Website and app data records:
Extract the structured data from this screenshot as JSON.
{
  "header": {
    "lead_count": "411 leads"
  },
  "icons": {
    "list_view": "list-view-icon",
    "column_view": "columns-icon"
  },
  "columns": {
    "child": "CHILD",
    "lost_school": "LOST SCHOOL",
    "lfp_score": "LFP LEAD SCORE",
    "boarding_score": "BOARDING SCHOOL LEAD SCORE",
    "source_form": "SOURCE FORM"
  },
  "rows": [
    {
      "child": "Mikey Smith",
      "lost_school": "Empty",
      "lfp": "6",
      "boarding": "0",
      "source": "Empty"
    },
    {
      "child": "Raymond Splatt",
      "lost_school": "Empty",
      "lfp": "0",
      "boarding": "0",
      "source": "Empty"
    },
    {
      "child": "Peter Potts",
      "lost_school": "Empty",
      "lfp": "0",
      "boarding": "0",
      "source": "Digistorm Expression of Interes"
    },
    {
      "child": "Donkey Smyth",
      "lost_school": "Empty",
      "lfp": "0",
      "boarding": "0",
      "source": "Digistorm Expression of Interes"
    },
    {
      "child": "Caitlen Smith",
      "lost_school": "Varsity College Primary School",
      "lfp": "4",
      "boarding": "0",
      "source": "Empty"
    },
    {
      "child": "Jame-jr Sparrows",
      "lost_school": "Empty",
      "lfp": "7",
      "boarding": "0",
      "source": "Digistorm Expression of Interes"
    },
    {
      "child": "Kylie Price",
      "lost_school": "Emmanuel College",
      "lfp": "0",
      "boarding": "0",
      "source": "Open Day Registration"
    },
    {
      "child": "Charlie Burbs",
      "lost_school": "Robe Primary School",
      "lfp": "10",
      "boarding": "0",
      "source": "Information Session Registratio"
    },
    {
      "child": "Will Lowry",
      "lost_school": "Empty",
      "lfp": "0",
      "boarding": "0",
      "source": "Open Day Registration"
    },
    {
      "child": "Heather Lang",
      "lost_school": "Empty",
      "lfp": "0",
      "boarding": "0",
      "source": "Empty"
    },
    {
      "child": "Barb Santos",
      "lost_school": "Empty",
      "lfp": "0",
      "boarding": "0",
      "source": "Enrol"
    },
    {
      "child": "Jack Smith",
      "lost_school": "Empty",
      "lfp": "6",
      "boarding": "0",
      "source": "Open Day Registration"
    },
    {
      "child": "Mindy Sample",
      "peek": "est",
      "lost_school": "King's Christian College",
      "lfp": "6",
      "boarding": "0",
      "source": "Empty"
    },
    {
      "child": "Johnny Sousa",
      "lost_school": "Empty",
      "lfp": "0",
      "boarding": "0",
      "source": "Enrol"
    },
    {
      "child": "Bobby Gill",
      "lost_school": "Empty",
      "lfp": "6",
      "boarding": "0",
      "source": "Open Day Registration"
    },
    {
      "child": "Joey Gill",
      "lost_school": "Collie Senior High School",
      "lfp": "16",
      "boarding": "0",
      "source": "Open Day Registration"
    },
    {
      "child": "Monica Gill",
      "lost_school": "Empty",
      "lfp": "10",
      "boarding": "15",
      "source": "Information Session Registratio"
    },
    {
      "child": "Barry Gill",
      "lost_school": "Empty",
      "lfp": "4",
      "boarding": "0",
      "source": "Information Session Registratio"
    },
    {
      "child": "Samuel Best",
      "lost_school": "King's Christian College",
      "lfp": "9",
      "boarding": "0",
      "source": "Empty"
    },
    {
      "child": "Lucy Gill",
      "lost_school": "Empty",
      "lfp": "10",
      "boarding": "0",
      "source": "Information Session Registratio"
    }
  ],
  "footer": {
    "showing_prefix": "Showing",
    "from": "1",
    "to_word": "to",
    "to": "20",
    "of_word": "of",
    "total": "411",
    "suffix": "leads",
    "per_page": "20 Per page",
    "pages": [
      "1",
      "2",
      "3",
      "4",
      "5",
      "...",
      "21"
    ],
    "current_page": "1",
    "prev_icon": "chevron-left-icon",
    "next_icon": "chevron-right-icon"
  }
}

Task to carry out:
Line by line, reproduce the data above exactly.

Solution below:
Extract the structured data from this screenshot as JSON.
{
  "header": {
    "lead_count": "411 leads"
  },
  "icons": {
    "list_view": "list-view-icon",
    "column_view": "columns-icon"
  },
  "columns": {
    "child": "CHILD",
    "lost_school": "LOST SCHOOL",
    "lfp_score": "LFP LEAD SCORE",
    "boarding_score": "BOARDING SCHOOL LEAD SCORE",
    "source_form": "SOURCE FORM"
  },
  "rows": [
    {
      "child": "Mikey Smith",
      "lost_school": "Empty",
      "lfp": "6",
      "boarding": "0",
      "source": "Empty"
    },
    {
      "child": "Raymond Splatt",
      "lost_school": "Empty",
      "lfp": "0",
      "boarding": "0",
      "source": "Empty"
    },
    {
      "child": "Peter Potts",
      "lost_school": "Empty",
      "lfp": "0",
      "boarding": "0",
      "source": "Digistorm Expression of Interes"
    },
    {
      "child": "Donkey Smyth",
      "lost_school": "Empty",
      "lfp": "0",
      "boarding": "0",
      "source": "Digistorm Expression of Interes"
    },
    {
      "child": "Caitlen Smith",
      "lost_school": "Varsity College Primary School",
      "lfp": "4",
      "boarding": "0",
      "source": "Empty"
    },
    {
      "child": "Jame-jr Sparrows",
      "lost_school": "Empty",
      "lfp": "7",
      "boarding": "0",
      "source": "Digistorm Expression of Interes"
    },
    {
      "child": "Kylie Price",
      "lost_school": "Emmanuel College",
      "lfp": "0",
      "boarding": "0",
      "source": "Open Day Registration"
    },
    {
      "child": "Charlie Burbs",
      "lost_school": "Robe Primary School",
      "lfp": "10",
      "boarding": "0",
      "source": "Information Session Registratio"
    },
    {
      "child": "Will Lowry",
      "lost_school": "Empty",
      "lfp": "0",
      "boarding": "0",
      "source": "Open Day Registration"
    },
    {
      "child": "Heather Lang",
      "lost_school": "Empty",
      "lfp": "0",
      "boarding": "0",
      "source": "Empty"
    },
    {
      "child": "Barb Santos",
      "lost_school": "Empty",
      "lfp": "0",
      "boarding": "0",
      "source": "Enrol"
    },
    {
      "child": "Jack Smith",
      "lost_school": "Empty",
      "lfp": "6",
      "boarding": "0",
      "source": "Open Day Registration"
    },
    {
      "child": "Mindy Sample",
      "peek": "est",
      "lost_school": "King's Christian College",
      "lfp": "6",
      "boarding": "0",
      "source": "Empty"
    },
    {
      "child": "Johnny Sousa",
      "lost_school": "Empty",
      "lfp": "0",
      "boarding": "0",
      "source": "Enrol"
    },
    {
      "child": "Bobby Gill",
      "lost_school": "Empty",
      "lfp": "6",
      "boarding": "0",
      "source": "Open Day Registration"
    },
    {
      "child": "Joey Gill",
      "lost_school": "Collie Senior High School",
      "lfp": "16",
      "boarding": "0",
      "source": "Open Day Registration"
    },
    {
      "child": "Monica Gill",
      "lost_school": "Empty",
      "lfp": "10",
      "boarding": "15",
      "source": "Information Session Registratio"
    },
    {
      "child": "Barry Gill",
      "lost_school": "Empty",
      "lfp": "4",
      "boarding": "0",
      "source": "Information Session Registratio"
    },
    {
      "child": "Samuel Best",
      "lost_school": "King's Christian College",
      "lfp": "9",
      "boarding": "0",
      "source": "Empty"
    },
    {
      "child": "Lucy Gill",
      "lost_school": "Empty",
      "lfp": "10",
      "boarding": "0",
      "source": "Information Session Registratio"
    }
  ],
  "footer": {
    "showing_prefix": "Showing",
    "from": "1",
    "to_word": "to",
    "to": "20",
    "of_word": "of",
    "total": "411",
    "suffix": "leads",
    "per_page": "20 Per page",
    "pages": [
      "1",
      "2",
      "3",
      "4",
      "5",
      "...",
      "21"
    ],
    "current_page": "1",
    "prev_icon": "chevron-left-icon",
    "next_icon": "chevron-right-icon"
  }
}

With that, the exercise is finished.